As you'll see below, Eric mentioned using a TED Talk on day one, and, well, I'll let Eric take it from here (cross-posted from http://intellectualsprawl.blogspot.com/2012/08/how-and-when-to-show-ted-talk.html):
How and When to Show a TED TalkI wouldn't say that we show a lot of TED Talks to our AP Psych students, but (a) Yosup and I do watch a lot of them for ourselves, and (b) we do show some to students.
Jon Ronson, who is a documentary filmaker and author, wrote The Psychopath Test: A journey through the madness industry, gave a TED Talk on his experiences with the question of sanity. Strange Answers to the Psychopath Test is 18-minutes long:
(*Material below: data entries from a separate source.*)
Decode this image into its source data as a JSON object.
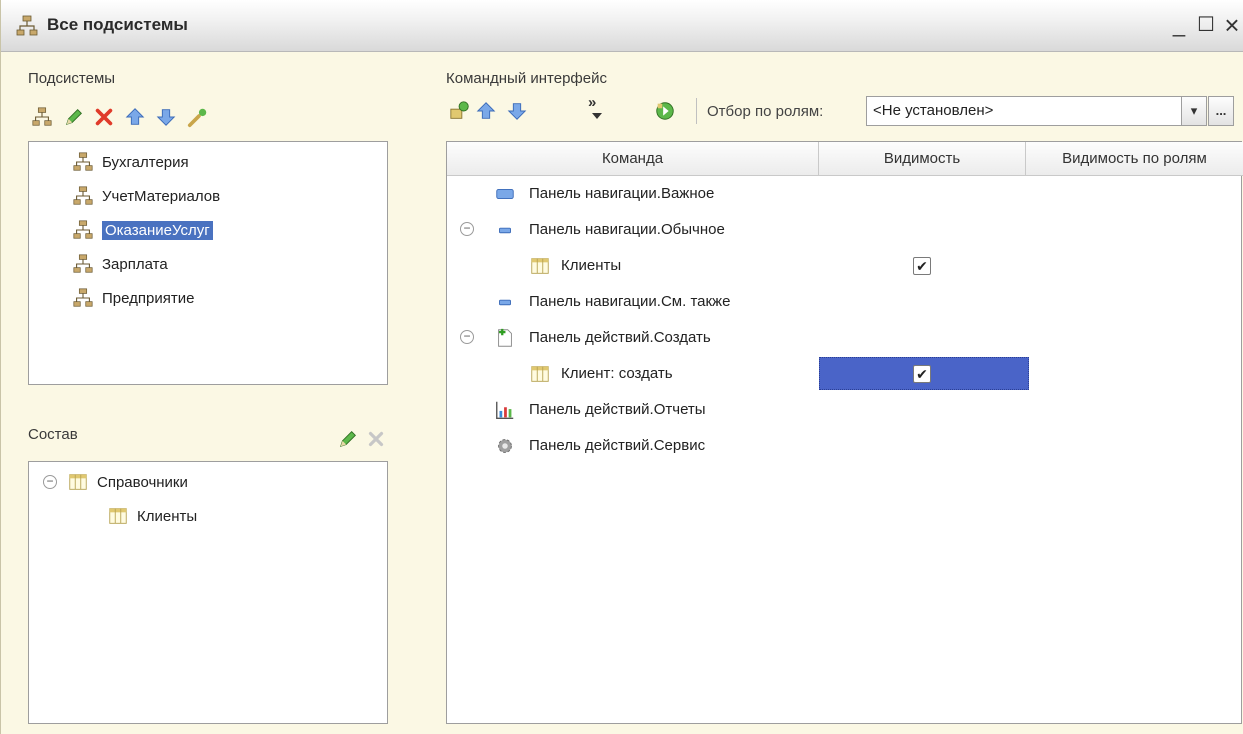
{
  "window": {
    "title": "Все подсистемы",
    "minimize_label": "_",
    "maximize_label": "☐",
    "close_label": "×"
  },
  "subsystems": {
    "label": "Подсистемы",
    "items": [
      {
        "label": "Бухгалтерия"
      },
      {
        "label": "УчетМатериалов"
      },
      {
        "label": "ОказаниеУслуг",
        "selected": true
      },
      {
        "label": "Зарплата"
      },
      {
        "label": "Предприятие"
      }
    ]
  },
  "composition": {
    "label": "Состав",
    "items": [
      {
        "label": "Справочники"
      },
      {
        "label": "Клиенты"
      }
    ]
  },
  "command_interface": {
    "label": "Командный интерфейс",
    "more_glyph": "»",
    "role_filter_label": "Отбор по ролям:",
    "role_filter_value": "<Не установлен>",
    "dropdown_glyph": "▾",
    "ellipsis_label": "...",
    "columns": [
      "Команда",
      "Видимость",
      "Видимость по ролям"
    ],
    "rows": [
      {
        "label": "Панель навигации.Важное",
        "visible": null
      },
      {
        "label": "Панель навигации.Обычное",
        "visible": null,
        "expanded": true
      },
      {
        "label": "Клиенты",
        "visible": true
      },
      {
        "label": "Панель навигации.См. также",
        "visible": null
      },
      {
        "label": "Панель действий.Создать",
        "visible": null,
        "expanded": true
      },
      {
        "label": "Клиент: создать",
        "visible": true,
        "selected": true
      },
      {
        "label": "Панель действий.Отчеты",
        "visible": null
      },
      {
        "label": "Панель действий.Сервис",
        "visible": null
      }
    ],
    "check_glyph": "✔",
    "collapse_glyph": "−"
  },
  "colors": {
    "selection": "#4a72c0",
    "window_bg": "#fbf8e4"
  }
}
I would go so far as to say that this one video could serve as the introduction to our AP Psychology class. Either explicitly or implicitly, there is every single topic that we address in the course in this one video. But do I show it? And if so, when?
Part of me wants to lead off with this; use it as a teaser, use it as a draw. But, it's 18-minutes — an eternity for 17-year olds.
I mentioned this dilemma via Twitter, and you can see the dialogue that ensued between me and a Psych teacher in Durham, NC:
I'm not positive how I'll fit this into my 40-minute opening class, but I'm leaning toward teasing — just foreshadowing the questions and issues it raises — the video, asking students to take a position on the central question of the video ("Is there a definitive line that separates crazy from sane"), assigning students to watch the video for homework, and then having a discussion around the video during part of our next class (which will be an 80-minute period).
--posted by Steve